Hurricane Sandy will continue to push northeastward today and tonight before making a left turn toward the northern Mid Atlantic coast Monday. A developing upper level low through the Mid Atlantic states will capture the storm and hook it back into the coast in a fashion rarely seen. This upper trough and upper low will have no where to go for a few days due to a strong road block in the upper atmosphere through the North Atlantic.
As Sandy encounters the strong upper level low and jet stream it will also make a transition from a tropical system to a non-tropical or extra-tropical storm during Monday. This does not in any way lower the threat for the Northeast and in some ways it may make matters worse.
Sandy is already one of the most expansive tropical cyclones recorded in the western Atlantic and as the transformation to a non-tropical storm occurs the wind field generally will expand even more. This means that gales and damaging wind gusts may occur from the coast of Maine to Cape Hatteras all at the same time. Damaging winds within a purely tropical system are generally confined to within a couple of hundred miles or less from the center but at the current time extend outward nearly 450 miles from Sandy.
Coastal flooding is a strong likelyhood from New England to the central Mid Atlantic coastline Monday and into Tuesday. The wost flooding may come Monday evening during times of high tide. To make matters worse the moon will be full on Tuesday which normal produces tides one to two feet higher at times of high tide. Current storm surge predictions are showing waters to be 3-5 feet above normal mean high tide from southern New England to New Jersey with some spots as much as 6 or 7 feet within funneled inlets. Water rises this high will likely flood many areas along the coast and could threaten the New York City subway system with flooding.
Northeast and east winds are expected to reach 40-60 mph along coastal areas with gusts reaching hurricane strength at times from southern New England to New Jersey Monday afternoon and evening. Interior winds of 25-40 mph with gusts as high as 60 mph can be expected to produce widespread power outages from southern New England through a large portion of the Mid Atlantic Monday and Monday evening. The worst of the wind appears to be in a window from late Monday morning through about midnight Monday night. Winds thereafter should slowly diminish and shift to more of a southeasterly direction. Westerly winds to the south of the storm track through the southern Mid Atlantic states may reach 25-50 mph and could produce low water levels along some coastal areas at times of low tide.
Rainfall is likely to be a problem from near the storm track and on the left side meaning through the central Mid Atlantic states.
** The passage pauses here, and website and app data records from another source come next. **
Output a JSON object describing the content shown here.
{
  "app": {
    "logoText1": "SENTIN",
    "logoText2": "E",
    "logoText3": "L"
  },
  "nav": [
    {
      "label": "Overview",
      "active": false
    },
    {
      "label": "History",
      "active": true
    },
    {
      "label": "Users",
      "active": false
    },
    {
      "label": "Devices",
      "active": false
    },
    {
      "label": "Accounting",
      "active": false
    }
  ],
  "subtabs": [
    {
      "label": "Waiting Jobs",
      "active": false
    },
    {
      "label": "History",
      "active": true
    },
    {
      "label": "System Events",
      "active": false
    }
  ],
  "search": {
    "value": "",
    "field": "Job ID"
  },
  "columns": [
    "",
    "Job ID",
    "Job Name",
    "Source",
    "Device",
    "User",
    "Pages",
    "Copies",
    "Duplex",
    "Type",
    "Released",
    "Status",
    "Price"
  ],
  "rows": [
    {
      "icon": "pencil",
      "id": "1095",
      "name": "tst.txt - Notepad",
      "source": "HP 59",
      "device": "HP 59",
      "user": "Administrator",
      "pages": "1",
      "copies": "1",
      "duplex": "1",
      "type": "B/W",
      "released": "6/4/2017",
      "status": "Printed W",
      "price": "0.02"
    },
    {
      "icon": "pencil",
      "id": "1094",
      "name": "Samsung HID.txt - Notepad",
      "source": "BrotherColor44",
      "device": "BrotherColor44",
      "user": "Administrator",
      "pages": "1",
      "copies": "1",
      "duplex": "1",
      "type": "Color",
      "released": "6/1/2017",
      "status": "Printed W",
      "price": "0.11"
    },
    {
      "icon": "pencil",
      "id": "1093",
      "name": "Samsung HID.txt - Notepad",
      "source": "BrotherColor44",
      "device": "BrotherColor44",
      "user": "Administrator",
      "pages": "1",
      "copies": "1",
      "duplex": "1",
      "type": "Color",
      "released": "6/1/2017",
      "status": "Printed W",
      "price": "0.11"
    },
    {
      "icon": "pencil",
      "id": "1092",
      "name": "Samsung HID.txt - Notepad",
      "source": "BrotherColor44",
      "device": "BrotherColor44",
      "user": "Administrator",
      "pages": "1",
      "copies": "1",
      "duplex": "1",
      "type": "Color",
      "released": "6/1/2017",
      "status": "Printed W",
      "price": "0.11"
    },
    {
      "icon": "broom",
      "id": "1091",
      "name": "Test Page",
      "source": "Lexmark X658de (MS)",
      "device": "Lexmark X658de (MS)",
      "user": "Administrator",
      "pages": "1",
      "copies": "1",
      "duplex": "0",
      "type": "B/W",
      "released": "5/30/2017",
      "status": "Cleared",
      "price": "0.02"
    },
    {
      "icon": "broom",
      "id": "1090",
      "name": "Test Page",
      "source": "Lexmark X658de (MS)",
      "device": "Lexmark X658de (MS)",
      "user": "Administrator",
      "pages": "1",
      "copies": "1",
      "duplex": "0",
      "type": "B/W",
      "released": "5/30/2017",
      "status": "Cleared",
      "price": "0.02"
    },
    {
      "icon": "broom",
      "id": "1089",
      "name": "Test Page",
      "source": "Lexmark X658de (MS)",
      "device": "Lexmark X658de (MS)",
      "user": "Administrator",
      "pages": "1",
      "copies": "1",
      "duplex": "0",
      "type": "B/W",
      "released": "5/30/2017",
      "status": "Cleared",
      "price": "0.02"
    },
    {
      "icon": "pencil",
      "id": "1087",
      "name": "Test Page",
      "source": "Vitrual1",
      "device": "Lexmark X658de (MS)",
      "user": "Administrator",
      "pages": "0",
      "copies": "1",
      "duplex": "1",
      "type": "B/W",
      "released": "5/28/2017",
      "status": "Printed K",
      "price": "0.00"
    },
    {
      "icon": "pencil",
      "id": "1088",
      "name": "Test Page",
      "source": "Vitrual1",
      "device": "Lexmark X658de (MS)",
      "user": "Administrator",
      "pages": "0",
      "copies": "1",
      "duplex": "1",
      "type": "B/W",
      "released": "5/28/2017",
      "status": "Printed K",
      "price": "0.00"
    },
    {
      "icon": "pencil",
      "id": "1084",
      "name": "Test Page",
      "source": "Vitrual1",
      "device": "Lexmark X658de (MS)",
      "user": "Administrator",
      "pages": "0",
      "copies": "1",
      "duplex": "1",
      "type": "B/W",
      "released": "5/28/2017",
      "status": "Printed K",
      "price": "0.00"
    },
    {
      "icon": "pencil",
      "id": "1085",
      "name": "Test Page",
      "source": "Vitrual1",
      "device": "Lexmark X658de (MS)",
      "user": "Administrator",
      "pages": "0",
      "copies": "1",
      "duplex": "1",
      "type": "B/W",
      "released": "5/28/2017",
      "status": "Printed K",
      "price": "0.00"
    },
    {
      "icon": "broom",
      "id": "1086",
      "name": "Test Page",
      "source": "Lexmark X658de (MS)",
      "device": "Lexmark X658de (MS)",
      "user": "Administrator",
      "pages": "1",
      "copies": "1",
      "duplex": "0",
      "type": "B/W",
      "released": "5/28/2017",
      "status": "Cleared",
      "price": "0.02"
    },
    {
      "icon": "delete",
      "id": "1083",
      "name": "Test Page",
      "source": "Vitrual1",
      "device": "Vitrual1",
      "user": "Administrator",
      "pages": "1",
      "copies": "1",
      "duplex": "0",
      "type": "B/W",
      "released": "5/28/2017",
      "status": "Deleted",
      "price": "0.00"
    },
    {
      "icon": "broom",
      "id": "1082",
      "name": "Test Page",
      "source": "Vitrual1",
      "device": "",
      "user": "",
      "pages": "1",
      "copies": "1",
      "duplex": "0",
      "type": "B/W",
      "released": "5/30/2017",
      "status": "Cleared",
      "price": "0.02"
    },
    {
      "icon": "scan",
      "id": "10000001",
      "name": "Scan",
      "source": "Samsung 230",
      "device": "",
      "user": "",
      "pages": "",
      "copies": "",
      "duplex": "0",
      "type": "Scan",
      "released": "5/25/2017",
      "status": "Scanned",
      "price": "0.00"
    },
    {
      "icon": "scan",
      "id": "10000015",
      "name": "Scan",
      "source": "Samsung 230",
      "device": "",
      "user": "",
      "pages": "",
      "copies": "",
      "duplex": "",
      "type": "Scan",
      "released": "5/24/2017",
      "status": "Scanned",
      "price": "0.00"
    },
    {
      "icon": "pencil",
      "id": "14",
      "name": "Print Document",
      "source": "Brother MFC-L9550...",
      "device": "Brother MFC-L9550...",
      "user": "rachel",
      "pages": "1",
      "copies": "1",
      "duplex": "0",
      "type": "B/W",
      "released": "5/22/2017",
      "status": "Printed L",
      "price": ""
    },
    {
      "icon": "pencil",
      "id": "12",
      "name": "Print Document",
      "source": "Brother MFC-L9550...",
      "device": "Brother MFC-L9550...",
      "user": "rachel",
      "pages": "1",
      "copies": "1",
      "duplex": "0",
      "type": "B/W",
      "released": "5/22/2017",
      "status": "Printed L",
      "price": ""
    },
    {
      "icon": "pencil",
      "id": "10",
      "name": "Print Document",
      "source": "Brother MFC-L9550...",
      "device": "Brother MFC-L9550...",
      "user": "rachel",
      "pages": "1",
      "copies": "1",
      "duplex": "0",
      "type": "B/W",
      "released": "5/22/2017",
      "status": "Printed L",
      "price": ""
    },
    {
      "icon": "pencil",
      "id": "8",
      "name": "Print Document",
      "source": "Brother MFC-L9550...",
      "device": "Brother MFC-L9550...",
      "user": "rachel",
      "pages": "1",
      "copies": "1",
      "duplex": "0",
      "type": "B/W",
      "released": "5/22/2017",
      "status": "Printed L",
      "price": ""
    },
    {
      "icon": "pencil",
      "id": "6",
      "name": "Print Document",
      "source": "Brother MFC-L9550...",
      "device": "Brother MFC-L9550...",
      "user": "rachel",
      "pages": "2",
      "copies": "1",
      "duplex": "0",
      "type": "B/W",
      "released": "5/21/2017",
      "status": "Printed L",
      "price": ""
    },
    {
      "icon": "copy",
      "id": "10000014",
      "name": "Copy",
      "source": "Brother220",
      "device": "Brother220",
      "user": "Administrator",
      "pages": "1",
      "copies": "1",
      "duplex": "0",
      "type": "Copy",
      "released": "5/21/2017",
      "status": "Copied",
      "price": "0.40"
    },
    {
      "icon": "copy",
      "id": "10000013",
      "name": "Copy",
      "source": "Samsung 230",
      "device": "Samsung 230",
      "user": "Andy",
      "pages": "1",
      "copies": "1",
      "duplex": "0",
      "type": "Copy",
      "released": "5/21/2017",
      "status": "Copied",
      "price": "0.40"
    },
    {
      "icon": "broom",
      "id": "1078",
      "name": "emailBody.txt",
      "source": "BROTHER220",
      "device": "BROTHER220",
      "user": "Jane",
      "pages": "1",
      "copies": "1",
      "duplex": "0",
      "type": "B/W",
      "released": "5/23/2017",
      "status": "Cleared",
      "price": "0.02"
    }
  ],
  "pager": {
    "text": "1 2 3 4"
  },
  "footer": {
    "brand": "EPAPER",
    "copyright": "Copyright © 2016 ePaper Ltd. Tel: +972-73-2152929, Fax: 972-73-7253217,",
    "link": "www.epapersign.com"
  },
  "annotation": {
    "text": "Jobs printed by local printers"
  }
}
Rainfall totals of 3-6 inches and locally higher are expected producing widespread river and stream flooding during the next few days. Rain totals to the right of the storm track across New England are likely to be in the 1 to 3 inch range with locally higher totals. These amounts should not produce more than local flooding issues.
Cold air entering the storms' circulation is likely to produce heavy snows through the central Appalachians. Snow totals of 1 to 3 feet are possible through the mountains of West Virginia, western Virginia, and western Maryland. Widespread power outages are expected through these areas due to the snow being of a wet nature and with all of the expected wind Monday into Tuesday.
The post tropical storm Sandy will slowly wind down across the interior Northeast during the mid week period and may take until Friday to fully pull away from the region. Showery rains along with gusty winds should continue Wednesday and maybe Thursday as well before sunshine makes a return from southwest to northeast Friday.